# The task
Filter the entries below, keeping every line that has the word "Green".

# Dataset content
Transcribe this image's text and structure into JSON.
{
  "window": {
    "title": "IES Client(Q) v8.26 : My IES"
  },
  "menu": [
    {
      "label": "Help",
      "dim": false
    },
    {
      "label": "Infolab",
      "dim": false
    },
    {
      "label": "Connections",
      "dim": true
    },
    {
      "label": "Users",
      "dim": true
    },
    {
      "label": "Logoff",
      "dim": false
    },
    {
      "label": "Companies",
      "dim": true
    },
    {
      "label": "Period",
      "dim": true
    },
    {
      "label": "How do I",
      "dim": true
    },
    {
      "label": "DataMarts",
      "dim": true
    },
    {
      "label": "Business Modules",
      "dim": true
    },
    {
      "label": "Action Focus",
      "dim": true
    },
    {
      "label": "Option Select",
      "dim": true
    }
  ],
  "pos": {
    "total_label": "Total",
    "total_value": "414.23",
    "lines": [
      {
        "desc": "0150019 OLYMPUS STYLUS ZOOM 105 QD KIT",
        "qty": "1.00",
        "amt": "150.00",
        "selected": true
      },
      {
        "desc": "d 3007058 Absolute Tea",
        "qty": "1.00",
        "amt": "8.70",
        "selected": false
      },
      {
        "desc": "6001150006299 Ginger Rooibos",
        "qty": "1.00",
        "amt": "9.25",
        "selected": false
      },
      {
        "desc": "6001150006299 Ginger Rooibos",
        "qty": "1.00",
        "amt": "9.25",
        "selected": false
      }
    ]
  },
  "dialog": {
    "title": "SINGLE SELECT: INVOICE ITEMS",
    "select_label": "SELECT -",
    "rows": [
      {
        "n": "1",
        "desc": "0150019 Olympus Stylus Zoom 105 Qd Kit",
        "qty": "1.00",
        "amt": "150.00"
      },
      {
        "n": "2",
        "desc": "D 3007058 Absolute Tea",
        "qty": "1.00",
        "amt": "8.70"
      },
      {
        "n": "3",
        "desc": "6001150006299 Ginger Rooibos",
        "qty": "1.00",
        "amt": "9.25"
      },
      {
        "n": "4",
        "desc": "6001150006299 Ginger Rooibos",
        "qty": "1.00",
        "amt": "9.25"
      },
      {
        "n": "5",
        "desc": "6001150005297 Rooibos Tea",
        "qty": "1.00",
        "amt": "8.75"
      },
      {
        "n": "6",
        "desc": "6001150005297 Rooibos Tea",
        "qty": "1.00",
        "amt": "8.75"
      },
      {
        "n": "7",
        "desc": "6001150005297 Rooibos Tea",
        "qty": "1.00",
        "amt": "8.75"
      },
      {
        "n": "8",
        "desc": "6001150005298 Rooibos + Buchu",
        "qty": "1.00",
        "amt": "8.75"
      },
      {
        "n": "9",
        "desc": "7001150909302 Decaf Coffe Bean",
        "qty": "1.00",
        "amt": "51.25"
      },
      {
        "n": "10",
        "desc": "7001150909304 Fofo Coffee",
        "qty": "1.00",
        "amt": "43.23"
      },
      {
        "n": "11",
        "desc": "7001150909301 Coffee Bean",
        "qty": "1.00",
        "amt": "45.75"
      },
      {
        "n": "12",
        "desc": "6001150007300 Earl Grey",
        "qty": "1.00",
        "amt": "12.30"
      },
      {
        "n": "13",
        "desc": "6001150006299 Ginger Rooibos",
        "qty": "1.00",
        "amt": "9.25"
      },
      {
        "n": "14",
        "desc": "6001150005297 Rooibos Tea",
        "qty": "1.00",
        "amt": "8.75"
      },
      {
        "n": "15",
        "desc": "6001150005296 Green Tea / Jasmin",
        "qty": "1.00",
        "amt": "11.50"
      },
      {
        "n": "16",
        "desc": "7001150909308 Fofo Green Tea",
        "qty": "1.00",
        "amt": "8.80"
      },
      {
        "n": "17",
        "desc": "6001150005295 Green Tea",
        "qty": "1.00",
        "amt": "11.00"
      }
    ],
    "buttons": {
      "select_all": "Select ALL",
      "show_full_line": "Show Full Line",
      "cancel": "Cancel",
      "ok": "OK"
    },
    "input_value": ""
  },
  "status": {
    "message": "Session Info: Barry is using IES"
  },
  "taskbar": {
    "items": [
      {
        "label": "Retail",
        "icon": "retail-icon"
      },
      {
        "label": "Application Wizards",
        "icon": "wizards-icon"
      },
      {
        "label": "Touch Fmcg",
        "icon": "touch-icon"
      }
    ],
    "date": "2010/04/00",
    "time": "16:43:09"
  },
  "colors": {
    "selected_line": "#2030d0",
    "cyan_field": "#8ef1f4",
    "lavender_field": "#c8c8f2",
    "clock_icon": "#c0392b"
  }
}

# Response
        "desc": "6001150005296 Green Tea / Jasmin",
        "desc": "7001150909308 Fofo Green Tea",
        "desc": "6001150005295 Green Tea",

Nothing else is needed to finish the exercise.